No one would confuse Roger Wicker, the conservative Republican senator from Mississippi, as an Obama supporter.
But in the midst of a tight election campaign against Democrat Ronnie Musgrove, he is associating himself with the Democratic presidential nominee in a radio ad targeted to African-American voters in the Magnolia State.
“I’m supporting Barack Obama for president and Roger Wicker for US Senate,” an African-American woman says in the ad. “In the debate. [Musgrove] wouldn’t even say Barack Obama’s name. He’s disrespecting us and taking our vote for granted,” she says.
Another African American says of Wicker: “He represents us and he doesn’t take our vote for granted. He’s asking for our vote. Ronnie Musgrove refuses to say he supports Barack Obama.”
Talk about political jujitsu. Musgrove has been trying to distance himself from Obama in a heavily conservative state, and is courting socially conservative white voters to win.
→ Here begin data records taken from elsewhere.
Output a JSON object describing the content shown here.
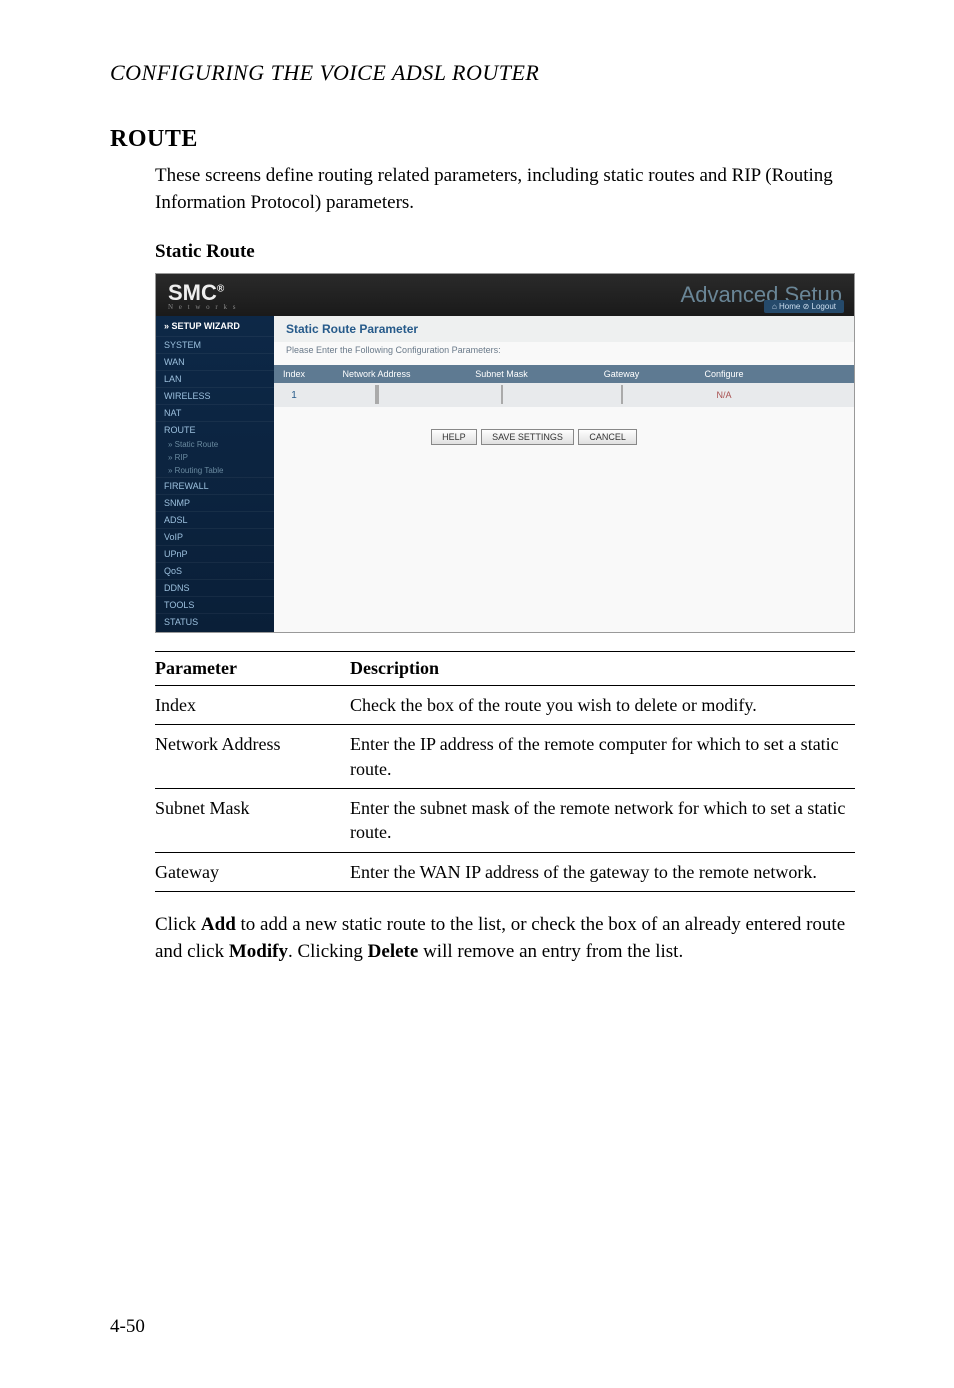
{
  "header_italic": "CONFIGURING THE VOICE ADSL ROUTER",
  "section_title": "ROUTE",
  "intro_text": "These screens define routing related parameters, including static routes and RIP (Routing Information Protocol) parameters.",
  "subsection_title": "Static Route",
  "screenshot": {
    "logo": "SMC",
    "logo_reg": "®",
    "logo_sub": "N e t w o r k s",
    "adv_text": "Advanced Setup",
    "top_home": "Home",
    "top_logout": "Logout",
    "sidebar": {
      "setup_wizard": "» SETUP WIZARD",
      "items": [
        "SYSTEM",
        "WAN",
        "LAN",
        "WIRELESS",
        "NAT",
        "ROUTE"
      ],
      "subs": [
        "» Static Route",
        "» RIP",
        "» Routing Table"
      ],
      "items2": [
        "FIREWALL",
        "SNMP",
        "ADSL",
        "VoIP",
        "UPnP",
        "QoS",
        "DDNS",
        "TOOLS",
        "STATUS"
      ]
    },
    "main": {
      "title": "Static Route Parameter",
      "subtitle": "Please Enter the Following Configuration Parameters:",
      "cols": {
        "index": "Index",
        "network_address": "Network Address",
        "subnet_mask": "Subnet Mask",
        "gateway": "Gateway",
        "configure": "Configure"
      },
      "row1_index": "1",
      "row1_config": "N/A",
      "buttons": {
        "help": "HELP",
        "save": "SAVE SETTINGS",
        "cancel": "CANCEL"
      }
    }
  },
  "table": {
    "header_param": "Parameter",
    "header_desc": "Description",
    "rows": [
      {
        "param": "Index",
        "desc": "Check the box of the route you wish to delete or modify."
      },
      {
        "param": "Network Address",
        "desc": "Enter the IP address of the remote computer for which to set a static route."
      },
      {
        "param": "Subnet Mask",
        "desc": "Enter the subnet mask of the remote network for which to set a static route."
      },
      {
        "param": "Gateway",
        "desc": "Enter the WAN IP address of the gateway to the remote network."
      }
    ]
  },
  "closing": {
    "pre1": "Click ",
    "b1": "Add",
    "mid1": " to add a new static route to the list, or check the box of an already entered route and click ",
    "b2": "Modify",
    "mid2": ". Clicking ",
    "b3": "Delete",
    "post": " will remove an entry from the list."
  },
  "page_num": "4-50"
}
But he also needs strong turnout and support from the state’s sizable African-American population to pull off the victory. (Mississippi has the largest percentage of black voters in the country.)